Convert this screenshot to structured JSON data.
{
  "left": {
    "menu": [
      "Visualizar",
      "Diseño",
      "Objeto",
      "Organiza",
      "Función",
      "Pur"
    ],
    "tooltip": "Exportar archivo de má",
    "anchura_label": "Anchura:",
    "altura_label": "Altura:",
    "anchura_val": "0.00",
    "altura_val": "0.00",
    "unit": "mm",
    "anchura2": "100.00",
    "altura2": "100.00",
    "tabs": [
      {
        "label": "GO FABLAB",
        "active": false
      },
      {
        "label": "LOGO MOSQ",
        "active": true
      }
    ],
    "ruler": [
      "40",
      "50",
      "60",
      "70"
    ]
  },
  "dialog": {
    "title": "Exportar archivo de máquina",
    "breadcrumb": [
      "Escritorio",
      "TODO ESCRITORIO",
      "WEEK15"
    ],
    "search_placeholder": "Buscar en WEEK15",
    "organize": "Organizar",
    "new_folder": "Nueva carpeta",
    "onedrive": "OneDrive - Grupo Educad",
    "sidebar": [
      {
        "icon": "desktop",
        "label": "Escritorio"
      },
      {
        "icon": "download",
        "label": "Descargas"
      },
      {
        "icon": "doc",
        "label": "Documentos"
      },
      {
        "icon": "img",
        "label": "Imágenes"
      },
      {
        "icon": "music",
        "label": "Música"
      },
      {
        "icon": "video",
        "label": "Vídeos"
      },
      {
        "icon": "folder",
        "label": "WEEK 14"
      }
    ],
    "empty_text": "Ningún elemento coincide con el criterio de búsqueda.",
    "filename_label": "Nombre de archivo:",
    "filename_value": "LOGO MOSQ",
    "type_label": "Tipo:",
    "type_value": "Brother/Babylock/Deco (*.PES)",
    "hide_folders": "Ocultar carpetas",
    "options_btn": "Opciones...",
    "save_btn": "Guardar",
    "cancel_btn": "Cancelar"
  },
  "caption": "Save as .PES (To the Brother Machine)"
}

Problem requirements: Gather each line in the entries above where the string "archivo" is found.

Expected output:
    "tooltip": "Exportar archivo de má",
    "title": "Exportar archivo de máquina",
    "filename_label": "Nombre de archivo:",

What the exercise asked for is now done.